+++ Data to examine

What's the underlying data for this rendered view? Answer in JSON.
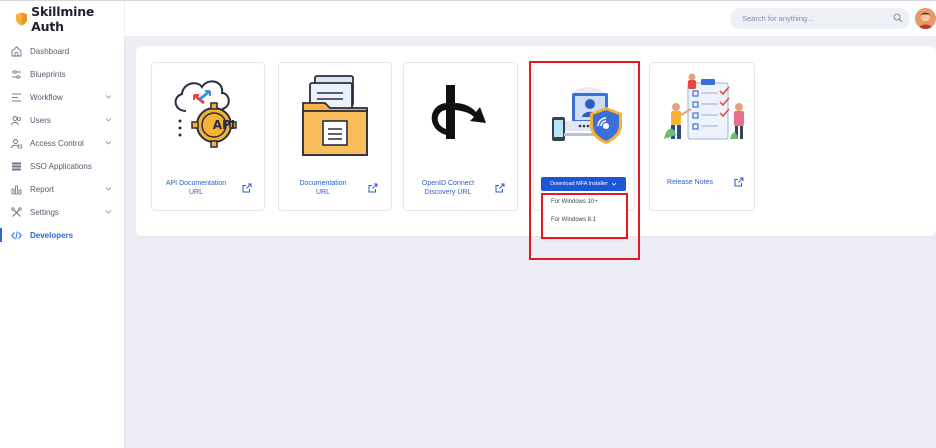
{
  "brand": {
    "name": "Skillmine Auth"
  },
  "search": {
    "placeholder": "Search for anything..."
  },
  "sidebar": {
    "items": [
      {
        "label": "Dashboard"
      },
      {
        "label": "Blueprints"
      },
      {
        "label": "Workflow"
      },
      {
        "label": "Users"
      },
      {
        "label": "Access Control"
      },
      {
        "label": "SSO Applications"
      },
      {
        "label": "Report"
      },
      {
        "label": "Settings"
      },
      {
        "label": "Developers"
      }
    ]
  },
  "cards": {
    "api": {
      "label_line1": "API Documentation",
      "label_line2": "URL",
      "badge": "API"
    },
    "docs": {
      "label_line1": "Documentation",
      "label_line2": "URL"
    },
    "openid": {
      "label_line1": "OpenID Connect",
      "label_line2": "Discovery URL"
    },
    "mfa": {
      "button_label": "Download MFA Installer",
      "options": [
        "For Windows 10+",
        "For Windows 8.1"
      ]
    },
    "release": {
      "label": "Release Notes"
    }
  },
  "colors": {
    "accent": "#2d6ad6",
    "highlight": "#e01b24",
    "brand_shield": "#f5b335"
  }
}
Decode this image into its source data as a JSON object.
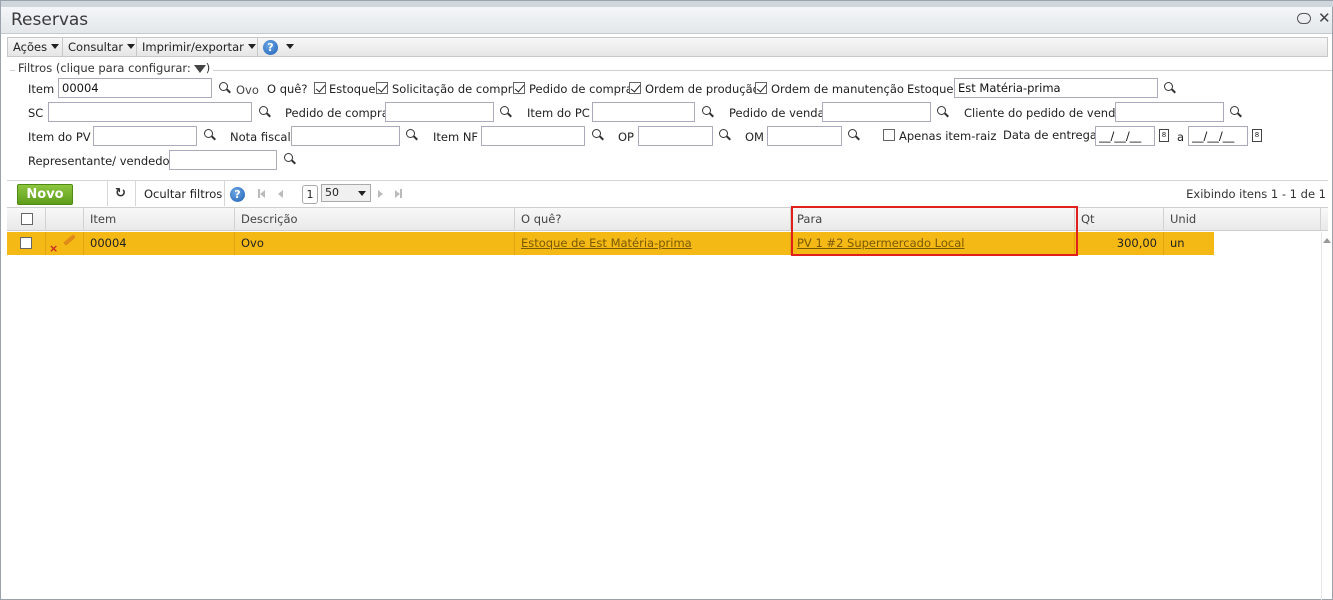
{
  "window": {
    "title": "Reservas"
  },
  "menubar": {
    "acoes": "Ações",
    "consultar": "Consultar",
    "imprimir": "Imprimir/exportar",
    "help": "?"
  },
  "filters": {
    "legend": "Filtros (clique para configurar:",
    "legend_close": ")",
    "item_label": "Item",
    "item_value": "00004",
    "item_desc": "Ovo",
    "oque_label": "O quê?",
    "checks": [
      {
        "label": "Estoque",
        "checked": true
      },
      {
        "label": "Solicitação de compra",
        "checked": true
      },
      {
        "label": "Pedido de compra",
        "checked": true
      },
      {
        "label": "Ordem de produção",
        "checked": true
      },
      {
        "label": "Ordem de manutenção",
        "checked": true
      }
    ],
    "estoque_label": "Estoque",
    "estoque_value": "Est Matéria-prima",
    "sc_label": "SC",
    "pedido_compra_label": "Pedido de compra",
    "item_pc_label": "Item do PC",
    "pedido_venda_label": "Pedido de venda",
    "cliente_label": "Cliente do pedido de venda",
    "item_pv_label": "Item do PV",
    "nota_fiscal_label": "Nota fiscal",
    "item_nf_label": "Item NF",
    "op_label": "OP",
    "om_label": "OM",
    "apenas_label": "Apenas item-raiz",
    "data_entrega_label": "Data de entrega",
    "date_from": "__/__/__",
    "date_sep": "a",
    "date_to": "__/__/__",
    "representante_label": "Representante/ vendedor"
  },
  "toolbar": {
    "novo": "Novo",
    "ocultar": "Ocultar filtros",
    "page": "1",
    "page_size": "50",
    "exibindo": "Exibindo itens 1 - 1 de 1"
  },
  "grid": {
    "columns": [
      "Item",
      "Descrição",
      "O quê?",
      "Para",
      "Qt",
      "Unid"
    ],
    "rows": [
      {
        "item": "00004",
        "descricao": "Ovo",
        "oque": "Estoque de Est Matéria-prima",
        "para": "PV 1 #2 Supermercado Local",
        "qt": "300,00",
        "unid": "un"
      }
    ]
  },
  "colors": {
    "row_highlight": "#f5b916",
    "novo_green": "#6aab22",
    "annotation_red": "#e0201a"
  }
}
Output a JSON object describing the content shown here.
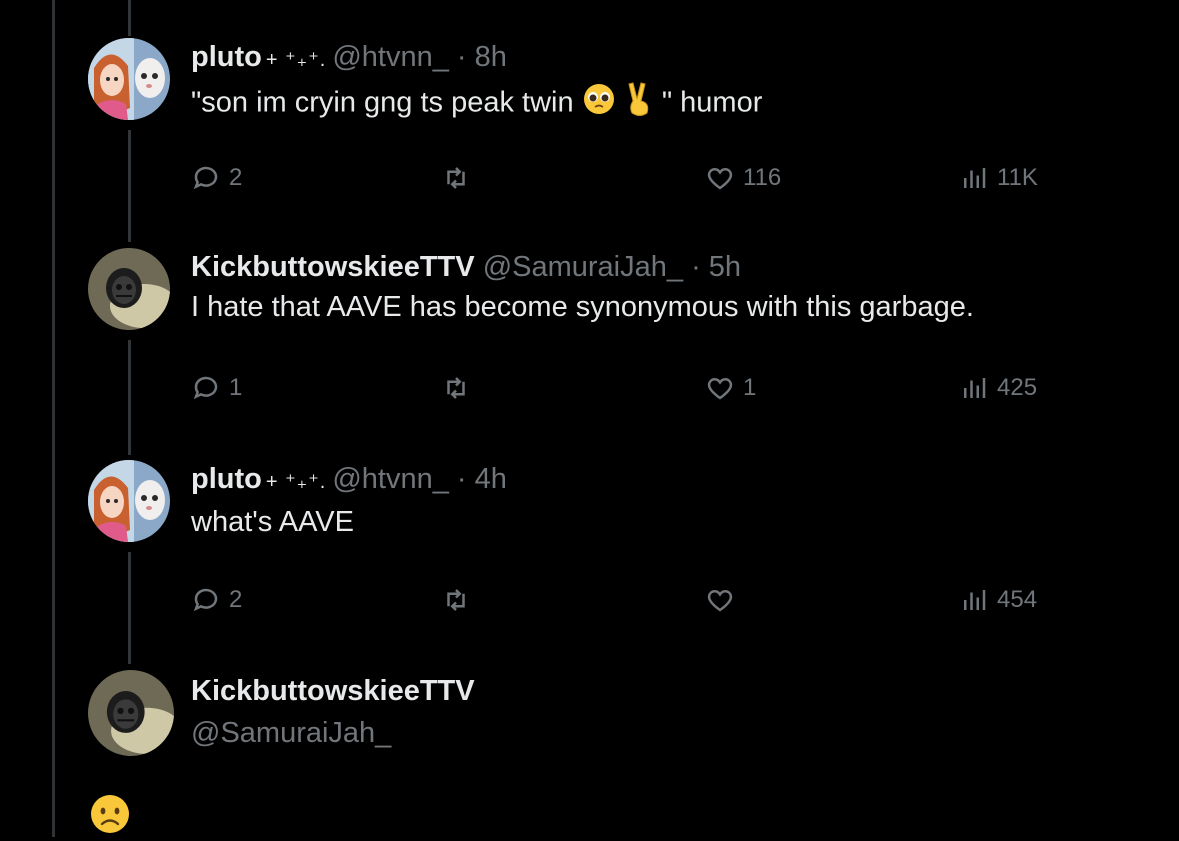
{
  "tweets": [
    {
      "name": "pluto",
      "sparkle": "+ ⁺₊⁺.",
      "handle": "@htvnn_",
      "dot": "·",
      "time": "8h",
      "text_before": "\"son im cryin gng ts peak twin",
      "text_after": " \" humor",
      "emojis": [
        "pleading-face",
        "victory-hand"
      ],
      "reply_count": "2",
      "repost_count": "",
      "like_count": "116",
      "view_count": "11K"
    },
    {
      "name": "KickbuttowskieeTTV",
      "handle": "@SamuraiJah_",
      "dot": "·",
      "time": "5h",
      "text": "I hate that AAVE has become synonymous with this garbage.",
      "reply_count": "1",
      "repost_count": "",
      "like_count": "1",
      "view_count": "425"
    },
    {
      "name": "pluto",
      "sparkle": "+ ⁺₊⁺.",
      "handle": "@htvnn_",
      "dot": "·",
      "time": "4h",
      "text": "what's AAVE",
      "reply_count": "2",
      "repost_count": "",
      "like_count": "",
      "view_count": "454"
    },
    {
      "name": "KickbuttowskieeTTV",
      "handle": "@SamuraiJah_",
      "text": "☹"
    }
  ],
  "icons": {
    "reply": "reply-icon",
    "repost": "repost-icon",
    "like": "heart-icon",
    "views": "views-icon"
  },
  "colors": {
    "background": "#000000",
    "text": "#e7e9ea",
    "muted": "#71767b"
  }
}
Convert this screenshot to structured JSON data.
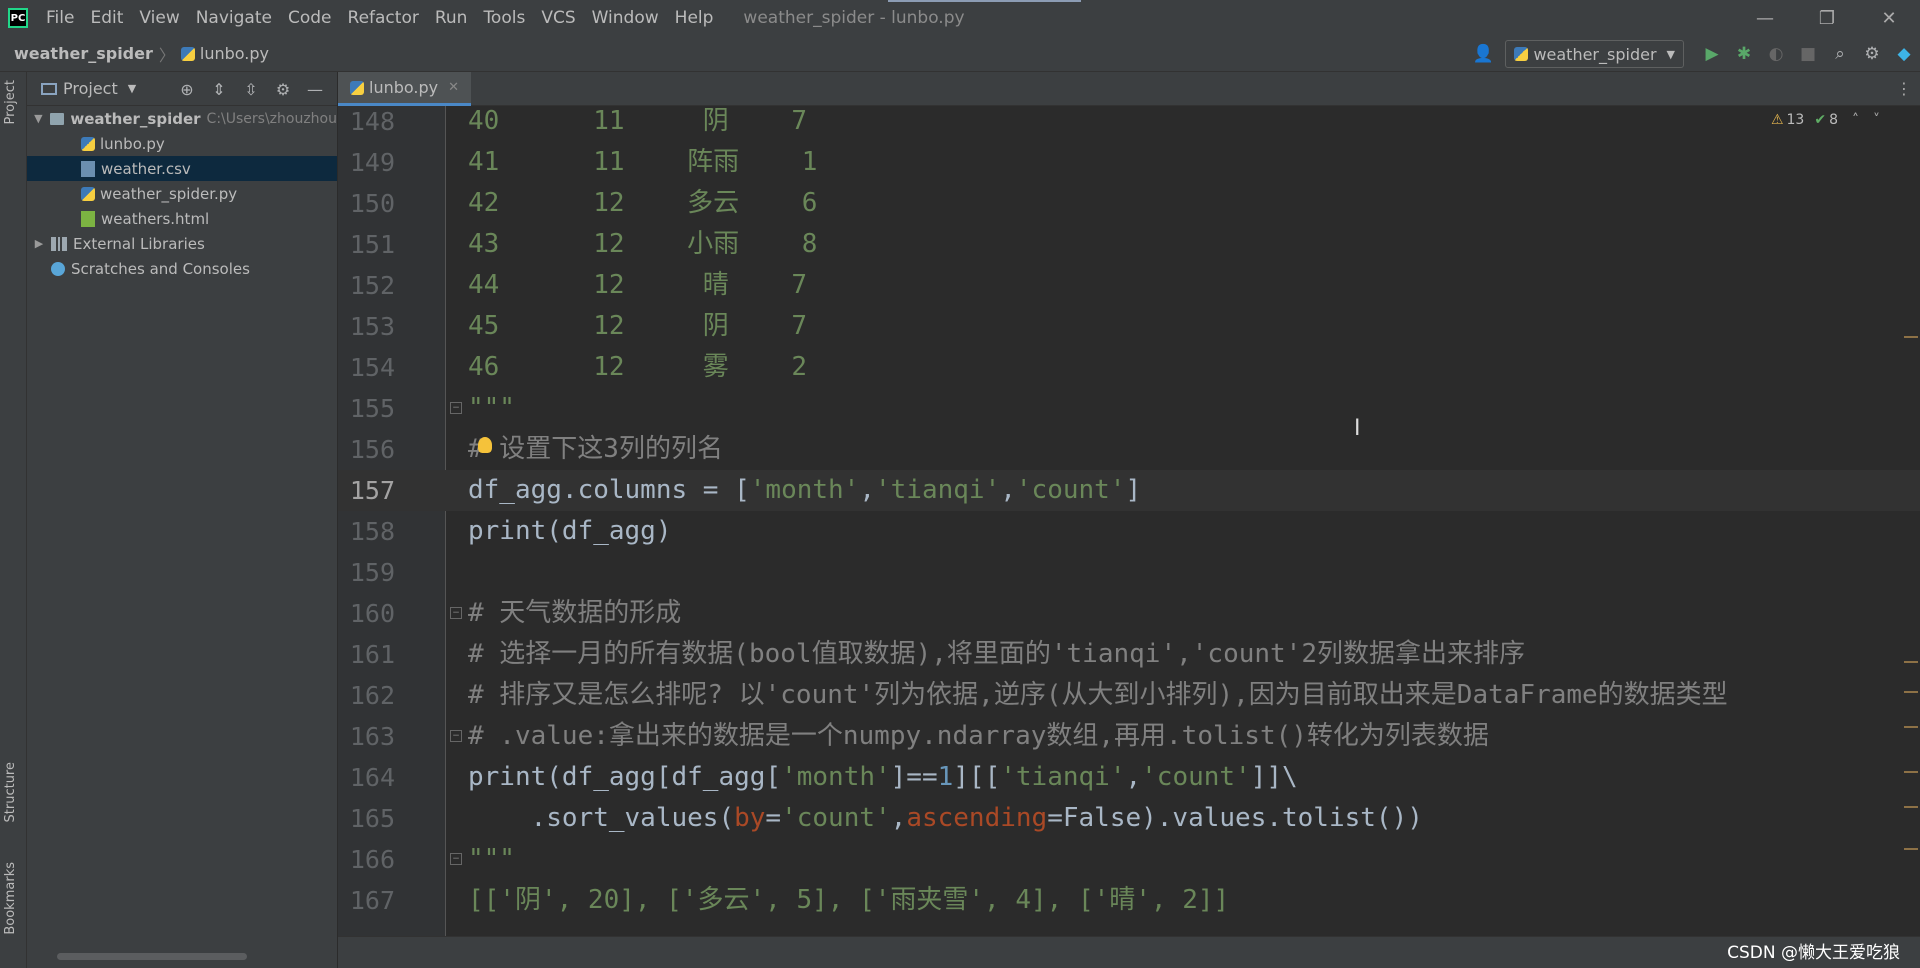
{
  "menu": [
    "File",
    "Edit",
    "View",
    "Navigate",
    "Code",
    "Refactor",
    "Run",
    "Tools",
    "VCS",
    "Window",
    "Help"
  ],
  "window_title": "weather_spider - lunbo.py",
  "app_logo": "PC",
  "breadcrumb": {
    "project": "weather_spider",
    "file": "lunbo.py"
  },
  "run_config": "weather_spider",
  "left_strip": {
    "project": "Project",
    "structure": "Structure",
    "bookmarks": "Bookmarks"
  },
  "project_panel": {
    "title": "Project",
    "tree": [
      {
        "label": "weather_spider",
        "path": "C:\\Users\\zhouzhou"
      },
      {
        "label": "lunbo.py"
      },
      {
        "label": "weather.csv"
      },
      {
        "label": "weather_spider.py"
      },
      {
        "label": "weathers.html"
      },
      {
        "label": "External Libraries"
      },
      {
        "label": "Scratches and Consoles"
      }
    ]
  },
  "editor_tab": "lunbo.py",
  "inspection": {
    "warnings": "13",
    "weak": "8"
  },
  "code_lines": [
    {
      "num": "148",
      "text": "40      11     阴    7"
    },
    {
      "num": "149",
      "text": "41      11    阵雨    1"
    },
    {
      "num": "150",
      "text": "42      12    多云    6"
    },
    {
      "num": "151",
      "text": "43      12    小雨    8"
    },
    {
      "num": "152",
      "text": "44      12     晴    7"
    },
    {
      "num": "153",
      "text": "45      12     阴    7"
    },
    {
      "num": "154",
      "text": "46      12     雾    2"
    },
    {
      "num": "155",
      "text": "\"\"\""
    },
    {
      "num": "156",
      "text": "# 设置下这3列的列名"
    },
    {
      "num": "157",
      "a": "df_agg.columns = [",
      "b": "'month'",
      "c": ",",
      "d": "'tianqi'",
      "e": ",",
      "f": "'count'",
      "g": "]"
    },
    {
      "num": "158",
      "text": "print(df_agg)"
    },
    {
      "num": "159",
      "text": ""
    },
    {
      "num": "160",
      "text": "# 天气数据的形成"
    },
    {
      "num": "161",
      "text": "# 选择一月的所有数据(bool值取数据),将里面的'tianqi','count'2列数据拿出来排序"
    },
    {
      "num": "162",
      "text": "# 排序又是怎么排呢? 以'count'列为依据,逆序(从大到小排列),因为目前取出来是DataFrame的数据类型"
    },
    {
      "num": "163",
      "text": "# .value:拿出来的数据是一个numpy.ndarray数组,再用.tolist()转化为列表数据"
    },
    {
      "num": "164",
      "a": "print(df_agg[df_agg[",
      "b": "'month'",
      "c": "]==",
      "d": "1",
      "e": "][[",
      "f": "'tianqi'",
      "g": ",",
      "h": "'count'",
      "i": "]]\\"
    },
    {
      "num": "165",
      "a": "    .sort_values(",
      "b": "by",
      "c": "=",
      "d": "'count'",
      "e": ",",
      "f": "ascending",
      "g": "=False).values.tolist())"
    },
    {
      "num": "166",
      "text": "\"\"\""
    },
    {
      "num": "167",
      "text": "[['阴', 20], ['多云', 5], ['雨夹雪', 4], ['晴', 2]]"
    }
  ],
  "watermark": "CSDN @懒大王爱吃狼",
  "colors": {
    "bg": "#2b2b2b",
    "panel": "#3c3f41",
    "string": "#6a8759",
    "comment": "#808080",
    "number": "#6897bb",
    "keyword_arg": "#aa4926",
    "selection": "#0d293e"
  }
}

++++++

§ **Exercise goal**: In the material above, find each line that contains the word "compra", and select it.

§ **Exercise solution**:
        "label": "Solicitação de compra",
        "label": "Pedido de compra",
    "pedido_compra_label": "Pedido de compra",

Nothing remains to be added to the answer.